This struggle to find ways of succeeding and of creating a classroom space that allows students to do the same has led me to my current research into neurodiversity, universal design of learning, and university accommodations. This work has highlighted for me ways in which the university system doesn’t facilitate the success of individuals such as myself, when it might. In pursuing this line of work and finding ways of achieving my own version of success, I have encountered obstacles. For example, a previous mentor asked if I was “getting fixed,” implying that I was broken and needed to get this “taken care of” if I wanted to get a job. Additionally, I’ve had fellow graduate students in casual conversation kindly imply that ADHD isn’t real and that it’s an excuse for being unproductive. The lack of visibility for this, and other neurological “disabilities” makes this kind of dismissal easy, but it also drives me to continue this work.

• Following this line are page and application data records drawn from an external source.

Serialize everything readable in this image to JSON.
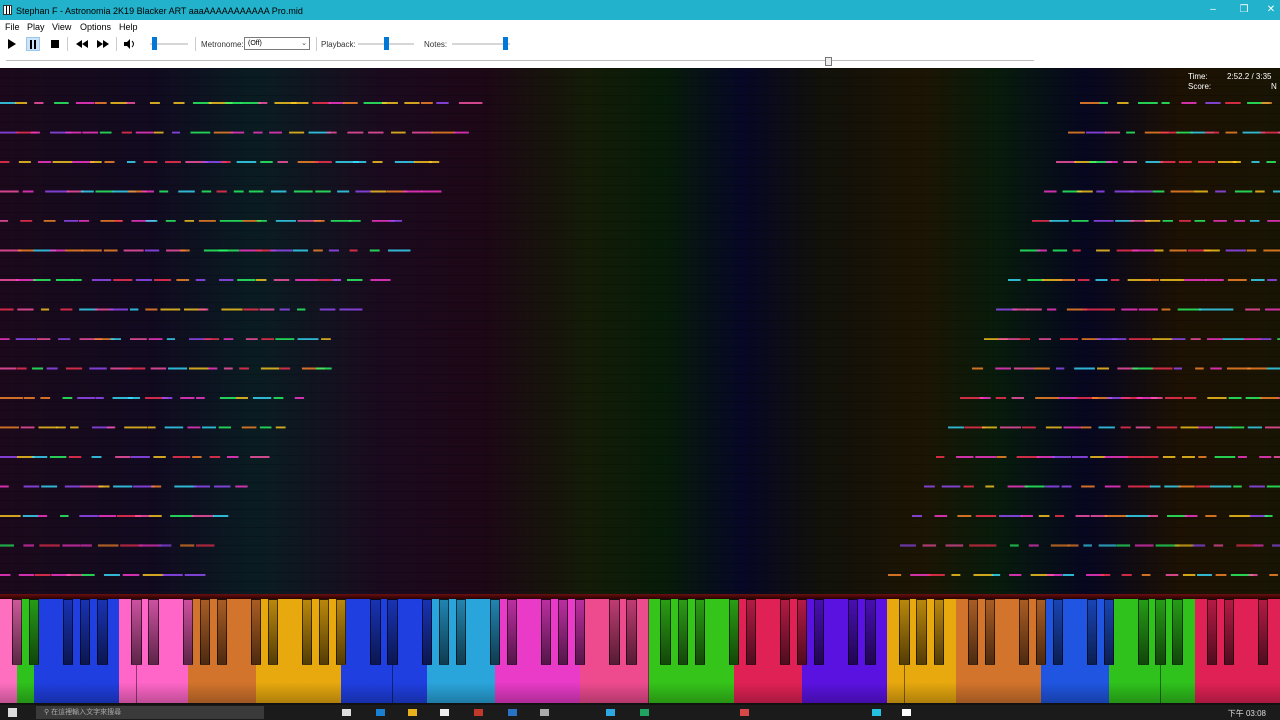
{
  "window": {
    "title": "Stephan F - Astronomia 2K19 Blacker ART  aaaAAAAAAAAAAA Pro.mid",
    "minimize": "–",
    "maximize": "❐",
    "close": "✕"
  },
  "menu": {
    "items": [
      "File",
      "Play",
      "View",
      "Options",
      "Help"
    ]
  },
  "toolbar": {
    "play_icon": "play-icon",
    "pause_icon": "pause-icon",
    "stop_icon": "stop-icon",
    "rewind_icon": "rewind-icon",
    "forward_icon": "fast-forward-icon",
    "volume_icon": "speaker-icon",
    "volume_level": 0.05,
    "metronome_label": "Metronome:",
    "metronome_value": "(Off)",
    "playback_label": "Playback:",
    "playback_level": 0.5,
    "notes_label": "Notes:",
    "notes_level": 0.97
  },
  "seek": {
    "position": 0.8
  },
  "hud": {
    "time_label": "Time:",
    "time_value": "2:52.2 / 3:35",
    "score_label": "Score:",
    "score_value": "N"
  },
  "keyboard": {
    "white_key_colors": [
      "#ff6fc0",
      "#2fc21c",
      "#1f3fe0",
      "#1f3fe0",
      "#1f3fe0",
      "#1f3fe0",
      "#1f3fe0",
      "#ff66c8",
      "#ff66c8",
      "#ff66c8",
      "#ff66c8",
      "#d3742d",
      "#d3742d",
      "#d3742d",
      "#d3742d",
      "#e8a90f",
      "#e8a90f",
      "#e8a90f",
      "#e8a90f",
      "#e8a90f",
      "#1f3fe0",
      "#1f3fe0",
      "#1f3fe0",
      "#1f3fe0",
      "#1f3fe0",
      "#2aa5dc",
      "#2aa5dc",
      "#2aa5dc",
      "#2aa5dc",
      "#e93bc8",
      "#e93bc8",
      "#e93bc8",
      "#e93bc8",
      "#e93bc8",
      "#ee4b8f",
      "#ee4b8f",
      "#ee4b8f",
      "#ee4b8f",
      "#35c41a",
      "#35c41a",
      "#35c41a",
      "#35c41a",
      "#35c41a",
      "#e02155",
      "#e02155",
      "#e02155",
      "#e02155",
      "#5a12e0",
      "#5a12e0",
      "#5a12e0",
      "#5a12e0",
      "#5a12e0",
      "#e8a90f",
      "#e8a90f",
      "#e8a90f",
      "#e8a90f",
      "#d3742d",
      "#d3742d",
      "#d3742d",
      "#d3742d",
      "#d3742d",
      "#1f55e0",
      "#1f55e0",
      "#1f55e0",
      "#1f55e0",
      "#2fc21c",
      "#2fc21c",
      "#2fc21c",
      "#2fc21c",
      "#2fc21c",
      "#e02155",
      "#e02155",
      "#e02155",
      "#e02155",
      "#e02155"
    ]
  },
  "taskbar": {
    "search_text": "在這裡輸入文字來搜尋",
    "clock": "下午 03:08"
  },
  "colors": {
    "title_bar": "#23b2cb",
    "accent": "#0078d7"
  }
}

The key point for me in considering issues of diversity and equity is making space for and recognizing the unique strength and contributions of individual differences. This is my goal in my teaching, research, and personal connections with students, peers, and all individuals with whom I interact.